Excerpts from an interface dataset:
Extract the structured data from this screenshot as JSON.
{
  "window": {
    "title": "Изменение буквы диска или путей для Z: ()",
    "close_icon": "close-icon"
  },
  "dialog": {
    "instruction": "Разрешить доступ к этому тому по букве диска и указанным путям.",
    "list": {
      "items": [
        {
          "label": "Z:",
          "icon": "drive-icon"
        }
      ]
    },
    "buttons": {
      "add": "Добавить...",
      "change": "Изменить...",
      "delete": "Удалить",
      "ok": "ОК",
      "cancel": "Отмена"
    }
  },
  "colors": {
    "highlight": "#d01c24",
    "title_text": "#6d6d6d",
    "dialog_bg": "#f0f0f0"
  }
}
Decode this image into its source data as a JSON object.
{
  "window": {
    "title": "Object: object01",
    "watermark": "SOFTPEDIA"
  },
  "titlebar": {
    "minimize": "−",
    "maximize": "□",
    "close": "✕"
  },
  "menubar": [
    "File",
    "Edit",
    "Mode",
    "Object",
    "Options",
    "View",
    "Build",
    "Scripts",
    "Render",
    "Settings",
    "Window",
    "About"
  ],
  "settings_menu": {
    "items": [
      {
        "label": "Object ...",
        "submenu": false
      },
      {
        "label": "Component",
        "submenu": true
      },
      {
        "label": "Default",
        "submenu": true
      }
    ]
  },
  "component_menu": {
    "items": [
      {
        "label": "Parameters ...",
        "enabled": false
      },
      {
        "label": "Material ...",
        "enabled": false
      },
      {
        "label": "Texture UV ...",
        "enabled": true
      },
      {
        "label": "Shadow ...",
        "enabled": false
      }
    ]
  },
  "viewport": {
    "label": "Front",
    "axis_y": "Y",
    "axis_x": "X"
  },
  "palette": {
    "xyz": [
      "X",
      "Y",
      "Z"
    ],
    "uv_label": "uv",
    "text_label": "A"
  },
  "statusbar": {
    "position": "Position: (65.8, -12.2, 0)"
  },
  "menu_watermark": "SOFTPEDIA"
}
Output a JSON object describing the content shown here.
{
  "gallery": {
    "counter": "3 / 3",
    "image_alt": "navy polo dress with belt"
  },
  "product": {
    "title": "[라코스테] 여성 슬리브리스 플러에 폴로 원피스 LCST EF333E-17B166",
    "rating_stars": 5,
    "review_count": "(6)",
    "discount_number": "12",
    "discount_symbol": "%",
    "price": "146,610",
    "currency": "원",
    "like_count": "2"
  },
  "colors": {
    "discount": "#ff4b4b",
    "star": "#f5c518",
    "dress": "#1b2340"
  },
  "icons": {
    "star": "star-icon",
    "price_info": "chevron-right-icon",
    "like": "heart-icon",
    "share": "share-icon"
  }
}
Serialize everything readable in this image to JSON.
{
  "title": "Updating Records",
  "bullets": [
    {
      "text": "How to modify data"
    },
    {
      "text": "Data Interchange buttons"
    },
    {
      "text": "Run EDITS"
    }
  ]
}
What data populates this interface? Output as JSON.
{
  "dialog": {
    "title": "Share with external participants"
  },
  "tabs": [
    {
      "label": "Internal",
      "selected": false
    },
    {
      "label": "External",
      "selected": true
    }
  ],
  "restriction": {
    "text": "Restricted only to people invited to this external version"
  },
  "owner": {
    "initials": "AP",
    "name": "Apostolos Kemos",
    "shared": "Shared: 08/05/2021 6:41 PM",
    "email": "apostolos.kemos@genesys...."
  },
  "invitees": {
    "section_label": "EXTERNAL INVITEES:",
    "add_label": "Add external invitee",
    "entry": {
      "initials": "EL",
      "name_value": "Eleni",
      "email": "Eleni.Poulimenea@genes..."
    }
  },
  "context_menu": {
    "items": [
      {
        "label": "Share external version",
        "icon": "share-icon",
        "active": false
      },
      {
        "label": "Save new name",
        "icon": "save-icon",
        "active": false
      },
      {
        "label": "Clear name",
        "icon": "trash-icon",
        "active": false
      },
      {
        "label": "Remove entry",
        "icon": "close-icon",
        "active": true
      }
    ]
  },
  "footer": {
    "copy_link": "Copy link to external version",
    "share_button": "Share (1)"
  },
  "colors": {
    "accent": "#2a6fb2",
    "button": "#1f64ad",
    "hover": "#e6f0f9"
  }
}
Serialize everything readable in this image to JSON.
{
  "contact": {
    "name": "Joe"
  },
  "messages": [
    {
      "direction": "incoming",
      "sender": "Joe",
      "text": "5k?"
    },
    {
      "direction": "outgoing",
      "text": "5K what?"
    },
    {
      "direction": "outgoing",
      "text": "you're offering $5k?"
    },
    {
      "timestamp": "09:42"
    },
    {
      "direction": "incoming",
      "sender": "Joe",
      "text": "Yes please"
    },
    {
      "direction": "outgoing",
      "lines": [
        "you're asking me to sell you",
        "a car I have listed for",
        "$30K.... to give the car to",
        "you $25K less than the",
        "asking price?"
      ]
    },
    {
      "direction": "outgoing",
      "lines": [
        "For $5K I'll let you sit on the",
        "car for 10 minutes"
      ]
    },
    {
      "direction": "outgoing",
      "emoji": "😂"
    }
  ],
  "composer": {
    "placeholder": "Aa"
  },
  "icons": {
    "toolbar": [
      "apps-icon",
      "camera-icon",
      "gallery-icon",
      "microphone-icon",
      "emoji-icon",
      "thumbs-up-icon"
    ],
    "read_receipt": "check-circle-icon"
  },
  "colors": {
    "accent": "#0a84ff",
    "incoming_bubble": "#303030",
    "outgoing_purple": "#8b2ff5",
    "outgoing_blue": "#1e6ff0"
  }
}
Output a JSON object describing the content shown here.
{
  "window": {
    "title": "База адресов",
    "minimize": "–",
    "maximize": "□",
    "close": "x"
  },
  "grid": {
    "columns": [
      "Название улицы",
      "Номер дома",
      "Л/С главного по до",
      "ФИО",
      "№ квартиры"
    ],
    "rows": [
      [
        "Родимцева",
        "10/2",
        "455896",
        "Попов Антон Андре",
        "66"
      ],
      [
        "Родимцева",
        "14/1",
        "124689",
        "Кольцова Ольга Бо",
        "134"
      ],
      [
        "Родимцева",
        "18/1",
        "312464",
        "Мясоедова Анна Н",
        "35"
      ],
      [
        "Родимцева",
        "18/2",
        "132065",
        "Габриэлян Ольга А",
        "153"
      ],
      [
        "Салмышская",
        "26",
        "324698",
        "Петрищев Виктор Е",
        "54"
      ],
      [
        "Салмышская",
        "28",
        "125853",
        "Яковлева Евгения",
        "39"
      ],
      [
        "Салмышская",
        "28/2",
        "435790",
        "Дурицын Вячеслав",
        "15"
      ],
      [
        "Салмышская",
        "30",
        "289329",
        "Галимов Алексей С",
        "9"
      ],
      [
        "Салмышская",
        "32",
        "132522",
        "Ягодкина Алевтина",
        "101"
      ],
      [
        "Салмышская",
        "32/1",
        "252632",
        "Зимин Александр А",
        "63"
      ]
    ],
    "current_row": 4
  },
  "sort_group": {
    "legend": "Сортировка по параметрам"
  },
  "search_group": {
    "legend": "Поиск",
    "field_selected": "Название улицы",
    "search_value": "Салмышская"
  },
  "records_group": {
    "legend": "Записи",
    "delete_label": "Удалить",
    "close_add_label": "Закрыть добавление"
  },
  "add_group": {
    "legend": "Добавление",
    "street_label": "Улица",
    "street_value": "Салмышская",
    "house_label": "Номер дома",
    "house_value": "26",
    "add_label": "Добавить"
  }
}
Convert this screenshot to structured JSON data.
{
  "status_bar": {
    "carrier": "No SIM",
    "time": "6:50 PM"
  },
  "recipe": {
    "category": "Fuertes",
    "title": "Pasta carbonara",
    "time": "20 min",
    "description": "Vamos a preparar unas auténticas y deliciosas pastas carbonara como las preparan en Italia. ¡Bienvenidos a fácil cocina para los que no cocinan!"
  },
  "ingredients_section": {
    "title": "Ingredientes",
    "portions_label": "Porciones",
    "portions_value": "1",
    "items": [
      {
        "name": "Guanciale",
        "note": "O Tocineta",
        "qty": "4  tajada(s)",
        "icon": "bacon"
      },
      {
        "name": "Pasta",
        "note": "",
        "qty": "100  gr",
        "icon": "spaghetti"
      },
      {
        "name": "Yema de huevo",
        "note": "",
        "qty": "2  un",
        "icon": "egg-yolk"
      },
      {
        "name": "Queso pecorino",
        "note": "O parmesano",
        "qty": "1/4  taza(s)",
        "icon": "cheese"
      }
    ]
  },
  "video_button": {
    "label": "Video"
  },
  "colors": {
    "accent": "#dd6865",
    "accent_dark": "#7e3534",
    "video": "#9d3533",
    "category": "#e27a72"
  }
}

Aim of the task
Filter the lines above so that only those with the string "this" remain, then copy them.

Response below
Extract the structured data from this screenshot as JSON.
Decode this image into its source data as a JSON object.
Serialize everything readable in this image to JSON.
What data populates this interface? Output as JSON.
    "text": "Restricted only to people invited to this external version"
Serialize everything readable in this image to JSON.
Convert this screenshot to structured JSON data.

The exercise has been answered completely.